#### TASK REQUIREMENTS
Go through the records below and copy out every line holding "Microsoft".

■ ■ ■ ■

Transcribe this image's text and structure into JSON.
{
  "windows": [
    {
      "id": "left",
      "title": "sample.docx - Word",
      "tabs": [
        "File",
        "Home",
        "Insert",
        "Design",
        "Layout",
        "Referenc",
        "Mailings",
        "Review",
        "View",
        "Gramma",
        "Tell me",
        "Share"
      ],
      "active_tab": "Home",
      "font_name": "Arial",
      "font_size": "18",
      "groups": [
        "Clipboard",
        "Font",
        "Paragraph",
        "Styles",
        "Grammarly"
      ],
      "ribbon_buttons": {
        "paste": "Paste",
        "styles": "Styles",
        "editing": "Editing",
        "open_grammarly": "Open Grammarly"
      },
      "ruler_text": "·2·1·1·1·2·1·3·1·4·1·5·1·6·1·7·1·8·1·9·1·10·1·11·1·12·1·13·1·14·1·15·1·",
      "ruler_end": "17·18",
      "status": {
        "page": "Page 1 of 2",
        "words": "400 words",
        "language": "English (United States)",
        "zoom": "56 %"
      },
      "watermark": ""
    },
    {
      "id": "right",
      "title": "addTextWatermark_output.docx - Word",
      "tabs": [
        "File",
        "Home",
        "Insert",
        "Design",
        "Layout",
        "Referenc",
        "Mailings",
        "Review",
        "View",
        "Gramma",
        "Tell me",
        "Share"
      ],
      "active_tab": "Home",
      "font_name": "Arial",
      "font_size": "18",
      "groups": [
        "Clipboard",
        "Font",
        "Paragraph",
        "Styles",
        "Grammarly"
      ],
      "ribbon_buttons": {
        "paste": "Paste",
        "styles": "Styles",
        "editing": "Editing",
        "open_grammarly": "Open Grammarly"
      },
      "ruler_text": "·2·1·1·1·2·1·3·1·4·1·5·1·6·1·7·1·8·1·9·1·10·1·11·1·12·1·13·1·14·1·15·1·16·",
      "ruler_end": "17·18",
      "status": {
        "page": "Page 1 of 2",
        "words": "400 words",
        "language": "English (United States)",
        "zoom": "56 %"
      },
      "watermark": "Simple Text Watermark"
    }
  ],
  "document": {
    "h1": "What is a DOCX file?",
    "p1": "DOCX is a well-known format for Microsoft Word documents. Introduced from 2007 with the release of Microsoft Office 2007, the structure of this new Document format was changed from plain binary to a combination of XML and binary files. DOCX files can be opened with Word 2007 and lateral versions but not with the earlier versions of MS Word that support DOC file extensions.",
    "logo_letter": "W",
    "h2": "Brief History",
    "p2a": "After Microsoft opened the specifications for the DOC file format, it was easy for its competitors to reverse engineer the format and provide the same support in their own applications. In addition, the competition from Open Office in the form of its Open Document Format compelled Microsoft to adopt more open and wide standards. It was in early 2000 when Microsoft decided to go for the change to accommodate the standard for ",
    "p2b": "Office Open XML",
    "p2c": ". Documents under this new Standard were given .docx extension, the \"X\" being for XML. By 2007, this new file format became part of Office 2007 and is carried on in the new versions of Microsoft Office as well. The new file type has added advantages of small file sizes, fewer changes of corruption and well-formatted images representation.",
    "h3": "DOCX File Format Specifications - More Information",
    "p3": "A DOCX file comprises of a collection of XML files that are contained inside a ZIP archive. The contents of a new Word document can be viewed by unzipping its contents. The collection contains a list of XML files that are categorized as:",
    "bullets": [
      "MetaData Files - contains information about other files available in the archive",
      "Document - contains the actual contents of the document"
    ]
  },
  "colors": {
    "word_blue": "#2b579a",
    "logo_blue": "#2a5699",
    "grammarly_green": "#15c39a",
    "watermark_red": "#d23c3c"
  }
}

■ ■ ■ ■

#### EXERCISE ANSWER
    "p1": "DOCX is a well-known format for Microsoft Word documents. Introduced from 2007 with the release of Microsoft Office 2007, the structure of this new Document format was changed from plain binary to a combination of XML and binary files. DOCX files can be opened with Word 2007 and lateral versions but not with the earlier versions of MS Word that support DOC file extensions.",
    "p2a": "After Microsoft opened the specifications for the DOC file format, it was easy for its competitors to reverse engineer the format and provide the same support in their own applications. In addition, the competition from Open Office in the form of its Open Document Format compelled Microsoft to adopt more open and wide standards. It was in early 2000 when Microsoft decided to go for the change to accommodate the standard for ",
    "p2c": ". Documents under this new Standard were given .docx extension, the \"X\" being for XML. By 2007, this new file format became part of Office 2007 and is carried on in the new versions of Microsoft Office as well. The new file type has added advantages of small file sizes, fewer changes of corruption and well-formatted images representation.",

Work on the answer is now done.